__WORK INSTRUCTION__
Pull out every line below that contains the word "detected".

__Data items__

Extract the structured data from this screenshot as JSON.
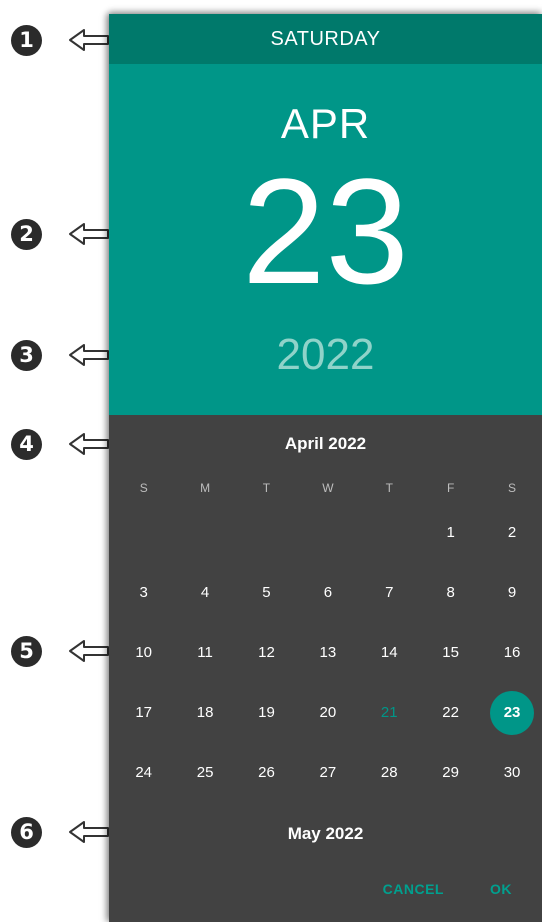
{
  "annotations": [
    "1",
    "2",
    "3",
    "4",
    "5",
    "6"
  ],
  "header": {
    "day_of_week": "SATURDAY",
    "month": "APR",
    "day": "23",
    "year": "2022"
  },
  "calendar": {
    "month_title": "April 2022",
    "weekdays": [
      "S",
      "M",
      "T",
      "W",
      "T",
      "F",
      "S"
    ],
    "weeks": [
      [
        "",
        "",
        "",
        "",
        "",
        "1",
        "2"
      ],
      [
        "3",
        "4",
        "5",
        "6",
        "7",
        "8",
        "9"
      ],
      [
        "10",
        "11",
        "12",
        "13",
        "14",
        "15",
        "16"
      ],
      [
        "17",
        "18",
        "19",
        "20",
        "21",
        "22",
        "23"
      ],
      [
        "24",
        "25",
        "26",
        "27",
        "28",
        "29",
        "30"
      ]
    ],
    "today": "21",
    "selected": "23",
    "next_month_title": "May 2022"
  },
  "actions": {
    "cancel_label": "CANCEL",
    "ok_label": "OK"
  },
  "colors": {
    "accent": "#009688",
    "accent_dark": "#00796b",
    "calendar_bg": "#424242"
  }
}
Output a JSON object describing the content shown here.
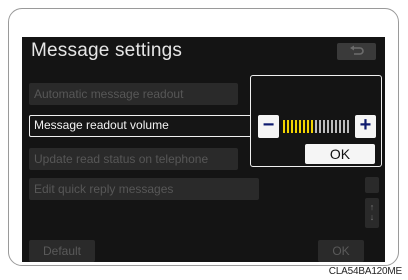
{
  "screen": {
    "title": "Message settings",
    "menu_items": [
      {
        "label": "Automatic message readout",
        "active": false
      },
      {
        "label": "Message readout volume",
        "active": true
      },
      {
        "label": "Update read status on telephone",
        "active": false
      },
      {
        "label": "Edit quick reply messages",
        "active": false
      }
    ],
    "default_label": "Default",
    "ok_label": "OK",
    "back_icon": "back-arrow-icon",
    "scroll_icons": [
      "scroll-up-icon",
      "scroll-down-icon"
    ]
  },
  "popup": {
    "minus_label": "−",
    "plus_label": "+",
    "ok_label": "OK",
    "volume_level": 0.45,
    "bar_count": 17
  },
  "colors": {
    "screen_bg": "#141414",
    "bar_active": "#f2d400",
    "bar_inactive": "#bdbdbd",
    "button_text": "#0d1a6e"
  },
  "figure_code": "CLA54BA120ME"
}
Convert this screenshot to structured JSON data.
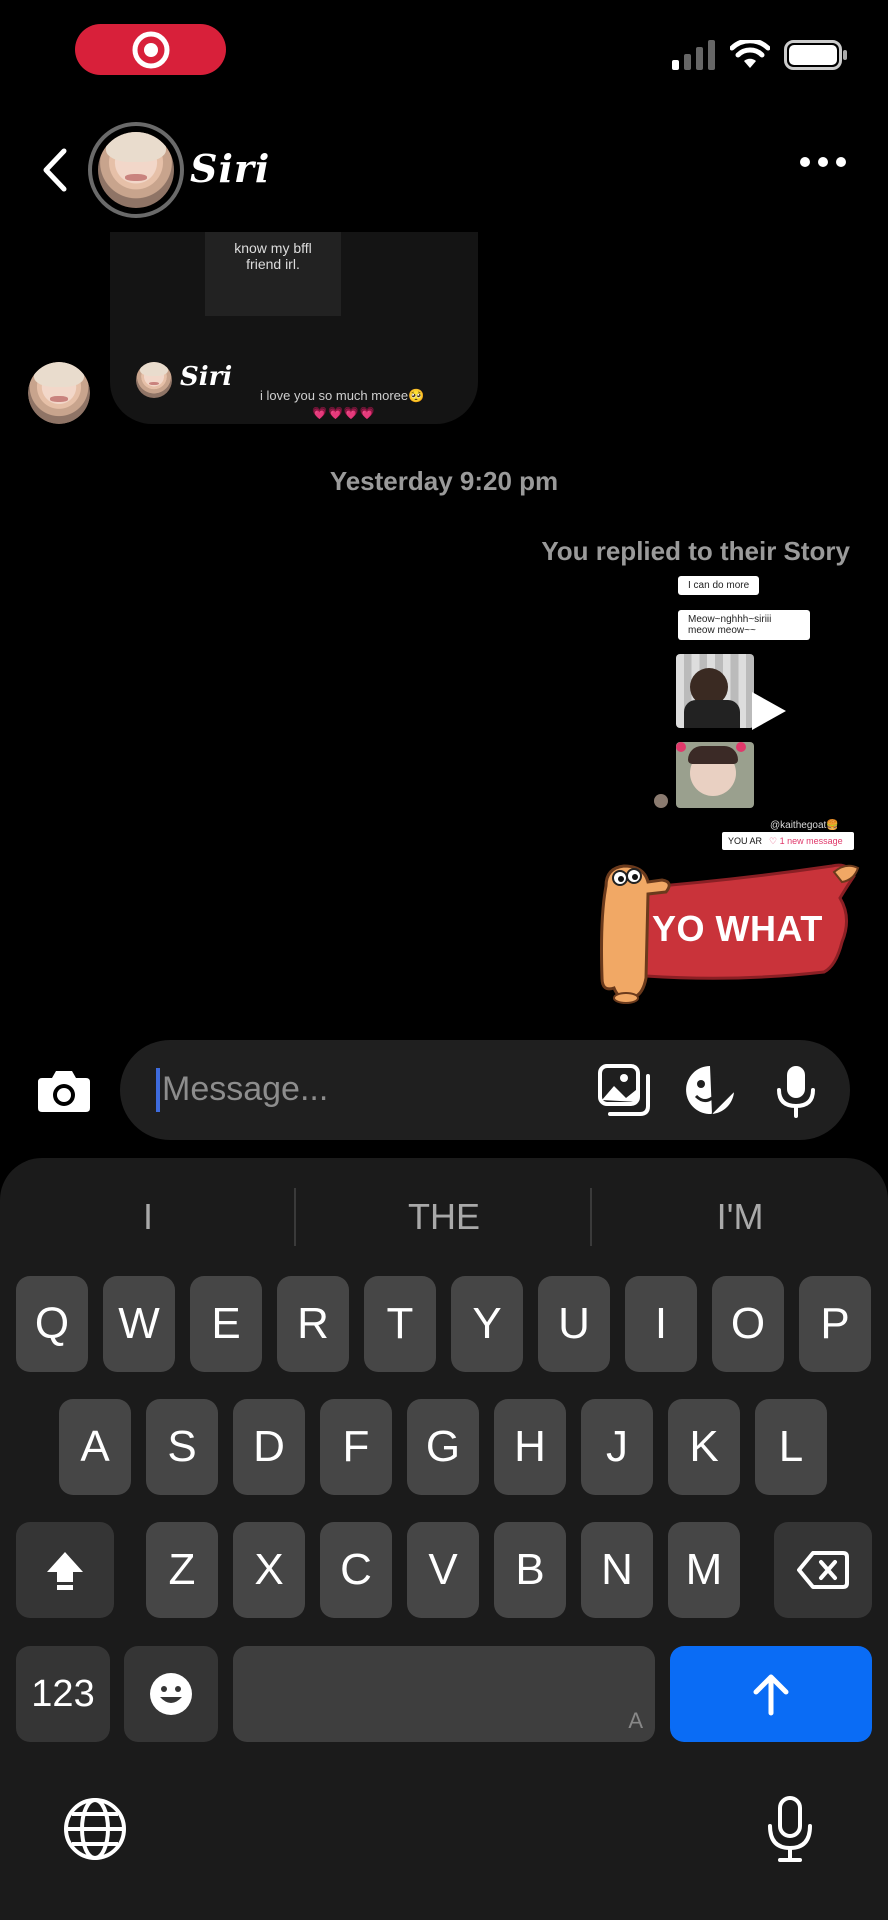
{
  "header": {
    "name": "Siri"
  },
  "shared_story": {
    "overlay_text": "know my bffl\nfriend irl.",
    "username": "Siri",
    "caption": "i love you so much moree🥺",
    "hearts": "💗💗💗💗"
  },
  "conversation": {
    "timestamp": "Yesterday 9:20 pm",
    "replied_label": "You replied to their Story"
  },
  "story_preview": {
    "chip1": "I can do more",
    "chip2": "Meow~nghhh~siriii meow meow~~",
    "handle": "@kaithegoat🍔",
    "bar_text": "YOU AR",
    "new_message": "♡ 1 new message"
  },
  "sticker": {
    "label": "YO WHAT"
  },
  "composer": {
    "placeholder": "Message..."
  },
  "keyboard": {
    "suggestions": [
      "I",
      "THE",
      "I'M"
    ],
    "row1": [
      "Q",
      "W",
      "E",
      "R",
      "T",
      "Y",
      "U",
      "I",
      "O",
      "P"
    ],
    "row2": [
      "A",
      "S",
      "D",
      "F",
      "G",
      "H",
      "J",
      "K",
      "L"
    ],
    "row3": [
      "Z",
      "X",
      "C",
      "V",
      "B",
      "N",
      "M"
    ],
    "numbers_label": "123",
    "space_hint": "A"
  },
  "colors": {
    "status_pill": "#d8203a",
    "send_key": "#0a6cf5",
    "sticker_red": "#c9333a",
    "sticker_dog": "#f1a865"
  }
}
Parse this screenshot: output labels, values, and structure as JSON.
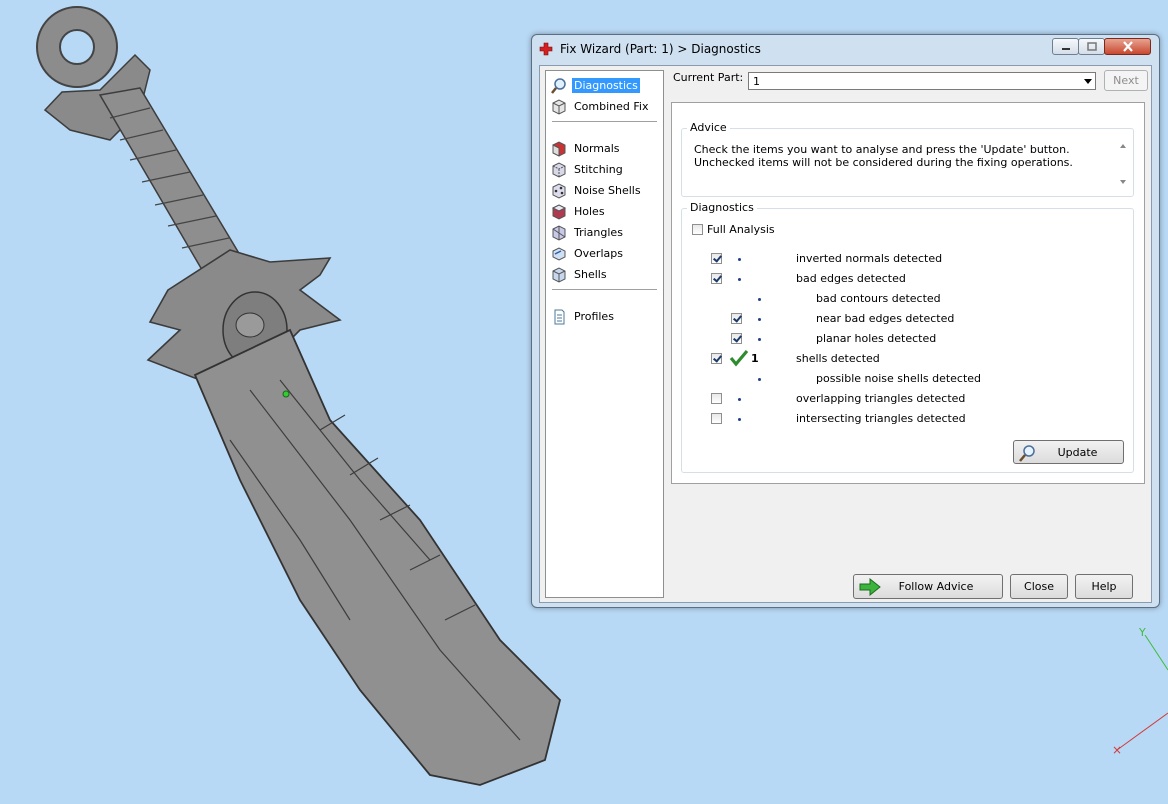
{
  "window": {
    "title": "Fix Wizard (Part: 1) > Diagnostics",
    "controls": [
      "minimize",
      "maximize",
      "close"
    ]
  },
  "nav": {
    "items": [
      {
        "label": "Diagnostics",
        "icon": "magnifier-icon",
        "selected": true
      },
      {
        "label": "Combined Fix",
        "icon": "cube-icon"
      },
      {
        "label": "Normals",
        "icon": "normals-cube-icon"
      },
      {
        "label": "Stitching",
        "icon": "stitching-cube-icon"
      },
      {
        "label": "Noise Shells",
        "icon": "noise-shells-icon"
      },
      {
        "label": "Holes",
        "icon": "holes-cube-icon"
      },
      {
        "label": "Triangles",
        "icon": "triangles-cube-icon"
      },
      {
        "label": "Overlaps",
        "icon": "overlaps-icon"
      },
      {
        "label": "Shells",
        "icon": "shells-cube-icon"
      },
      {
        "label": "Profiles",
        "icon": "document-icon"
      }
    ]
  },
  "current_part": {
    "label": "Current Part:",
    "value": "1",
    "next_label": "Next"
  },
  "advice": {
    "title": "Advice",
    "text": "Check the items you want to analyse and press the 'Update' button. Unchecked items will not be considered during the fixing operations."
  },
  "diagnostics": {
    "title": "Diagnostics",
    "full_analysis_label": "Full Analysis",
    "full_analysis_checked": false,
    "rows": [
      {
        "label": "inverted normals detected",
        "checked": true,
        "indent": 0,
        "status": "dot"
      },
      {
        "label": "bad edges detected",
        "checked": true,
        "indent": 0,
        "status": "dot"
      },
      {
        "label": "bad contours detected",
        "checked": null,
        "indent": 1,
        "status": "dot"
      },
      {
        "label": "near bad edges detected",
        "checked": true,
        "indent": 1,
        "status": "dot"
      },
      {
        "label": "planar holes detected",
        "checked": true,
        "indent": 1,
        "status": "dot"
      },
      {
        "label": "shells detected",
        "checked": true,
        "indent": 0,
        "status": "ok",
        "count": "1"
      },
      {
        "label": "possible noise shells detected",
        "checked": null,
        "indent": 1,
        "status": "dot"
      },
      {
        "label": "overlapping triangles detected",
        "checked": false,
        "indent": 0,
        "status": "dot"
      },
      {
        "label": "intersecting triangles detected",
        "checked": false,
        "indent": 0,
        "status": "dot"
      }
    ],
    "update_label": "Update"
  },
  "footer": {
    "follow_advice_label": "Follow Advice",
    "close_label": "Close",
    "help_label": "Help"
  },
  "viewport": {
    "axis_y_label": "Y",
    "axis_x_marker": "×",
    "colors": {
      "background": "#b8d9f5",
      "model": "#8f8f8f",
      "axis_y": "#3dbb3d",
      "axis_x": "#d23a3a"
    }
  }
}
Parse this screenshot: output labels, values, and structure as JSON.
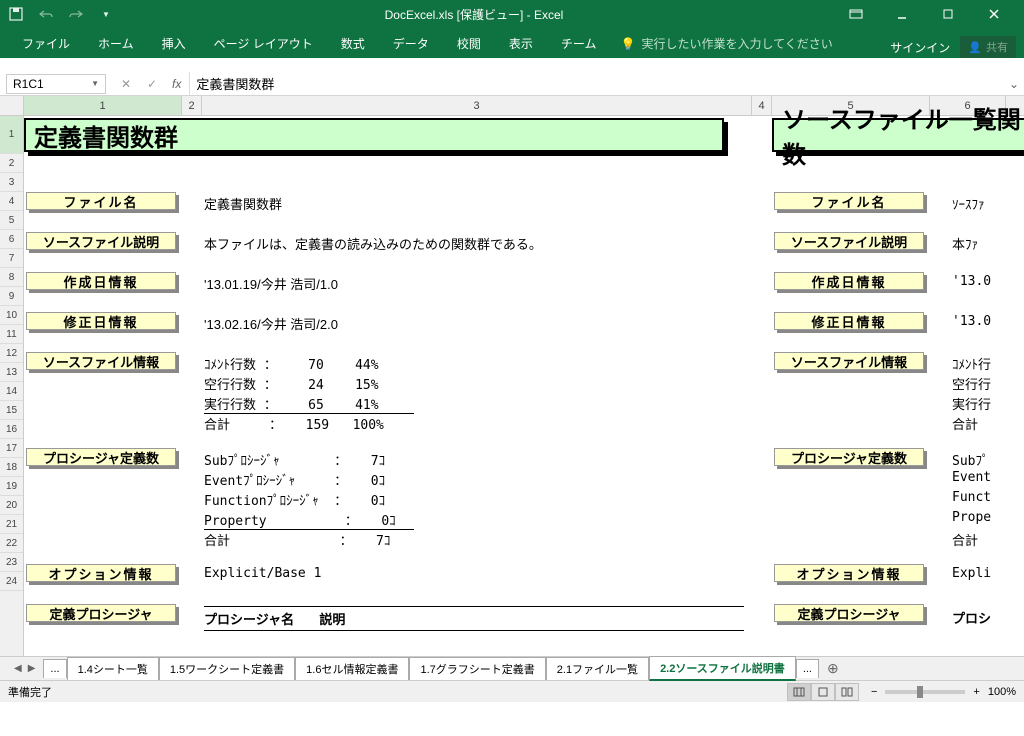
{
  "title": "DocExcel.xls [保護ビュー] - Excel",
  "ribbon": {
    "tabs": [
      "ファイル",
      "ホーム",
      "挿入",
      "ページ レイアウト",
      "数式",
      "データ",
      "校閲",
      "表示",
      "チーム"
    ],
    "tell": "実行したい作業を入力してください",
    "signin": "サインイン",
    "share": "共有"
  },
  "formula_bar": {
    "name_box": "R1C1",
    "formula": "定義書関数群"
  },
  "columns": [
    "1",
    "2",
    "3",
    "4",
    "5",
    "6"
  ],
  "rows": [
    "1",
    "2",
    "3",
    "4",
    "5",
    "6",
    "7",
    "8",
    "9",
    "10",
    "11",
    "12",
    "13",
    "14",
    "15",
    "16",
    "17",
    "18",
    "19",
    "20",
    "21",
    "22",
    "23",
    "24"
  ],
  "sheet": {
    "header1": "定義書関数群",
    "header2": "ソースファイル一覧関数",
    "labels": {
      "file_name": "ファイル名",
      "src_desc": "ソースファイル説明",
      "create_info": "作成日情報",
      "modify_info": "修正日情報",
      "src_info": "ソースファイル情報",
      "proc_def": "プロシージャ定義数",
      "option_info": "オプション情報",
      "def_proc": "定義プロシージャ"
    },
    "values": {
      "file_name": "定義書関数群",
      "src_desc": "本ファイルは、定義書の読み込みのための関数群である。",
      "create_info": "'13.01.19/今井 浩司/1.0",
      "modify_info": "'13.02.16/今井 浩司/2.0",
      "lines": [
        "ｺﾒﾝﾄ行数 ：    70    44%",
        "空行行数 ：    24    15%",
        "実行行数 ：    65    41%",
        "合計     ：   159   100%"
      ],
      "procs": [
        "Subﾌﾟﾛｼｰｼﾞｬ       ：   7ｺ",
        "Eventﾌﾟﾛｼｰｼﾞｬ     ：   0ｺ",
        "Functionﾌﾟﾛｼｰｼﾞｬ  ：   0ｺ",
        "Property          ：   0ｺ",
        "合計              ：   7ｺ"
      ],
      "option": "Explicit/Base 1",
      "proc_header": "プロシージャ名       説明"
    },
    "right": {
      "file_name": "ｿｰｽﾌｧ",
      "src_desc": "本ﾌｧ",
      "create_info": "'13.0",
      "modify_info": "'13.0",
      "lines": [
        "ｺﾒﾝﾄ行",
        "空行行",
        "実行行",
        "合計"
      ],
      "procs": [
        "Subﾌﾟ",
        "Event",
        "Funct",
        "Prope",
        "合計"
      ],
      "option": "Expli",
      "proc_header": "プロシ"
    }
  },
  "tabs": {
    "items": [
      "1.4シート一覧",
      "1.5ワークシート定義書",
      "1.6セル情報定義書",
      "1.7グラフシート定義書",
      "2.1ファイル一覧",
      "2.2ソースファイル説明書"
    ],
    "active": 5
  },
  "status": {
    "ready": "準備完了",
    "zoom": "100%"
  }
}
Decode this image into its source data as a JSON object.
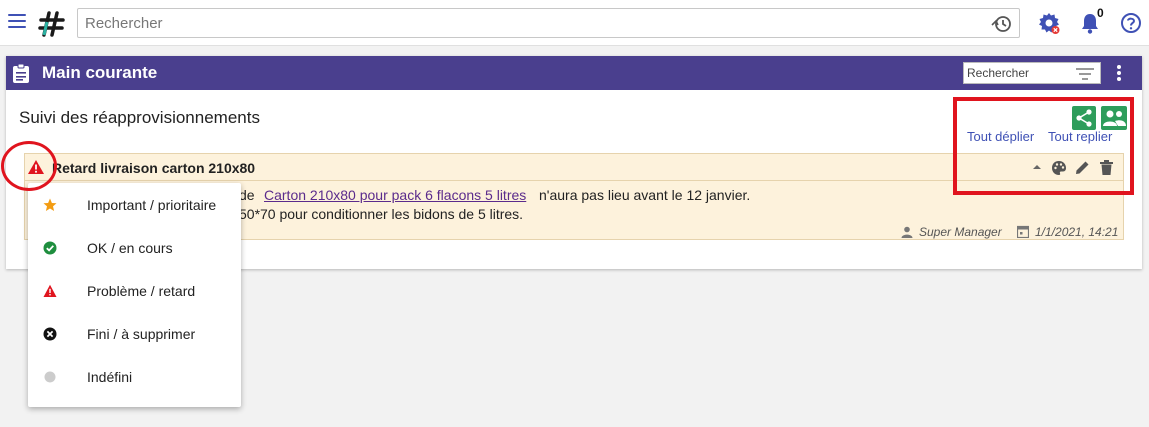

__WORKED SOLUTION__
        "label": "inverted normals detected",
        "label": "bad edges detected",
        "label": "bad contours detected",
        "label": "near bad edges detected",
        "label": "planar holes detected",
        "label": "shells detected",
        "label": "possible noise shells detected",
        "label": "overlapping triangles detected",
        "label": "intersecting triangles detected",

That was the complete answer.